Where does the word "JSON" appear in the data? Copy every line that holds it.

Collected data
=====

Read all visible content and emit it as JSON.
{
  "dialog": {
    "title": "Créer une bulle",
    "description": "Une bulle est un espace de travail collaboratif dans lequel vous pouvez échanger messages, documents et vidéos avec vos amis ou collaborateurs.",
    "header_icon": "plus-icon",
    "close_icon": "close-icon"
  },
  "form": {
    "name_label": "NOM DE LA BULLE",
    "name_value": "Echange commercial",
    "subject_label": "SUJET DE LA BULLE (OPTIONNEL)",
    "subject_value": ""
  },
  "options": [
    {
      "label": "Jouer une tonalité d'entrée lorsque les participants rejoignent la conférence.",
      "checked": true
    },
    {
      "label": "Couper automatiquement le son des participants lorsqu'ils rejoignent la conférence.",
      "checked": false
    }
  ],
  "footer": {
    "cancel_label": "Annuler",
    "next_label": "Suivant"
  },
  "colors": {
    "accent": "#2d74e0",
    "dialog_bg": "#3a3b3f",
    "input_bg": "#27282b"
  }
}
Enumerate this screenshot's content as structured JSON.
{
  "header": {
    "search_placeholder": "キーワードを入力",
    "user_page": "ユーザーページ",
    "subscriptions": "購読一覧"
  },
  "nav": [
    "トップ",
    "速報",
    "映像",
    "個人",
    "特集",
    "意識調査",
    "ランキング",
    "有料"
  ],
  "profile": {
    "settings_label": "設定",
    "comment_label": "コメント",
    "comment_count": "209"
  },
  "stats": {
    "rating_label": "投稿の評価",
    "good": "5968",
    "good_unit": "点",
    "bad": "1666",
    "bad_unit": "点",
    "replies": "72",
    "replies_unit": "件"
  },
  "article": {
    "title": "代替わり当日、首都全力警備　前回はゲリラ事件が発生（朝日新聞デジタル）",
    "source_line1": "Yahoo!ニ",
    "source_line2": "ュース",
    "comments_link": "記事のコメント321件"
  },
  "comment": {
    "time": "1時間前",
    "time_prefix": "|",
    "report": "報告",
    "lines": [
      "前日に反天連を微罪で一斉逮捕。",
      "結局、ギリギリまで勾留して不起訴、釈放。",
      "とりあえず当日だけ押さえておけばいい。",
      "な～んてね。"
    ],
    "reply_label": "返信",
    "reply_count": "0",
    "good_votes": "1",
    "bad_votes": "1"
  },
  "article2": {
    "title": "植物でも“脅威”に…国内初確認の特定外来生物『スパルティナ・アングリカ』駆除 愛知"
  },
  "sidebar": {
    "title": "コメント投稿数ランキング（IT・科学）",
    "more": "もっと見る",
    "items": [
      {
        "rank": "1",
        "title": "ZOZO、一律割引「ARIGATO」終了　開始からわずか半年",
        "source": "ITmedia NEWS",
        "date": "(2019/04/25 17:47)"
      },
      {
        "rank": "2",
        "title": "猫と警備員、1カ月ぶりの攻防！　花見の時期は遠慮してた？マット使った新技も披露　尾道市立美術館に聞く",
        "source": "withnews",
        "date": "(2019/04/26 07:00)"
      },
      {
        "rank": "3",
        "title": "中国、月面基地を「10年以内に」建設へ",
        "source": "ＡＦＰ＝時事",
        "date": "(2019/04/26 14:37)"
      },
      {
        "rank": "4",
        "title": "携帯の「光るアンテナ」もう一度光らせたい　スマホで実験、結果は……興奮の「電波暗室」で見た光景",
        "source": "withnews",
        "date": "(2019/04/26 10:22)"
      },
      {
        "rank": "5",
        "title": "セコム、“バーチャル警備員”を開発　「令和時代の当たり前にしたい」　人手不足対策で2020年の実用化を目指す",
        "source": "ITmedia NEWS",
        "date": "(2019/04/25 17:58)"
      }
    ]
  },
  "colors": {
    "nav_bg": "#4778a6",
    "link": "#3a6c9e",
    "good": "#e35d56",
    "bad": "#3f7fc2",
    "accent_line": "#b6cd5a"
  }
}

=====

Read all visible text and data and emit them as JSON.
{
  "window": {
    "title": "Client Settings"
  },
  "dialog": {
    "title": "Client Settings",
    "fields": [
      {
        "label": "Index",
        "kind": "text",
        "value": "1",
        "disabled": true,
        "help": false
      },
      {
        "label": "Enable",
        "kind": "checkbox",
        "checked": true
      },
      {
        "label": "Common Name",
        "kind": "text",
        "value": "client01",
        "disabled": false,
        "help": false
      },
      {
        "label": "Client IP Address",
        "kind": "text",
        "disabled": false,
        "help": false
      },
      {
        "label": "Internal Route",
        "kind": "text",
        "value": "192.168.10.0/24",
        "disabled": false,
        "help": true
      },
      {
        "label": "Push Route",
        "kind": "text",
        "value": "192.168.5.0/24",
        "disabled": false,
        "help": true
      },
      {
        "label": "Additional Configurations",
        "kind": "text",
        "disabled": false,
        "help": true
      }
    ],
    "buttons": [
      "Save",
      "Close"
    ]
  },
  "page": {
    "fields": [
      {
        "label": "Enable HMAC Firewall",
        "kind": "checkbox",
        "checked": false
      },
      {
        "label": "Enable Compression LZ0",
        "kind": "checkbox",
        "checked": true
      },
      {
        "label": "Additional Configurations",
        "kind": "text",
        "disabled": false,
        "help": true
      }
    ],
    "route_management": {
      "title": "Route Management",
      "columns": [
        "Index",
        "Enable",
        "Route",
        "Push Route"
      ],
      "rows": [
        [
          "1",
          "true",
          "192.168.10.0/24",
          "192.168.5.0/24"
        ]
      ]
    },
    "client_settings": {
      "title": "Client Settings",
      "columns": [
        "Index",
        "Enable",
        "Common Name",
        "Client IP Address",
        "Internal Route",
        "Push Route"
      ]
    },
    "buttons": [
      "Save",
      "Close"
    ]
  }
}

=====

EXERCISE SOLUTION:
Read all visible content and emit it as JSON.
Enumerate this screenshot's content as structured JSON.
Read all visible text and data and emit them as JSON.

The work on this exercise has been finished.